Women dying in childbirth is not a thing of the past. The shocking number of women who die in the United States is a reminder that this negative, and often preventable, outcome is all too prevalent. According to NPR, “…every year in the U.S., 700 to 900 women die from pregnancy or childbirth-related causes, and some 65,000 nearly die — by many measures, the worst record in the developed world.”
Why in 2017 are women still at risk of dying?

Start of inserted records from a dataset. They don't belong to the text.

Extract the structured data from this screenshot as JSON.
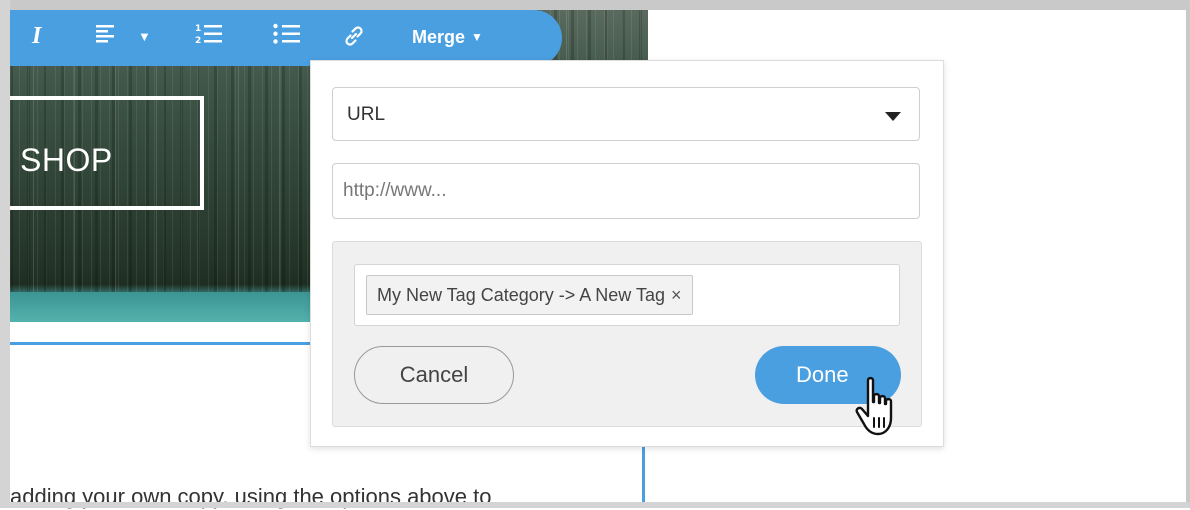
{
  "toolbar": {
    "italic_label": "I",
    "align_icon": "align-left-icon",
    "ordered_list_icon": "ordered-list-icon",
    "unordered_list_icon": "unordered-list-icon",
    "link_icon": "link-icon",
    "merge_label": "Merge",
    "accent_color": "#4a9fe0"
  },
  "hero": {
    "button_text": "SHOP"
  },
  "editor": {
    "body_text": "adding your own copy, using the options above to"
  },
  "link_popup": {
    "link_type": {
      "selected": "URL"
    },
    "url_input": {
      "value": "",
      "placeholder": "http://www..."
    },
    "tags": [
      {
        "label": "My New Tag Category -> A New Tag",
        "remove_glyph": "×"
      }
    ],
    "cancel_label": "Cancel",
    "done_label": "Done"
  },
  "cursor": {
    "icon": "hand-pointer-icon"
  }
}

And why are those numbers getting worse as we are getting better at saving newborns?
Unlike in every other wealthy country, in America, women are more than three times as likely as Canadian women and six times as likely to die as Scandinaviansto in the maternal period — the start of pregnancy to one year after delivery or termination, as defined by the CDC. In Great Britain, in fact, the rate has declined so dramatically that “a man is more likely to die while his partner is pregnant than she is,” the journal Lancet recently noted.
Could it be as simple that the collective consciousness is that woman aren’t at risk and that pregnancy is not a possibly dangerous condition?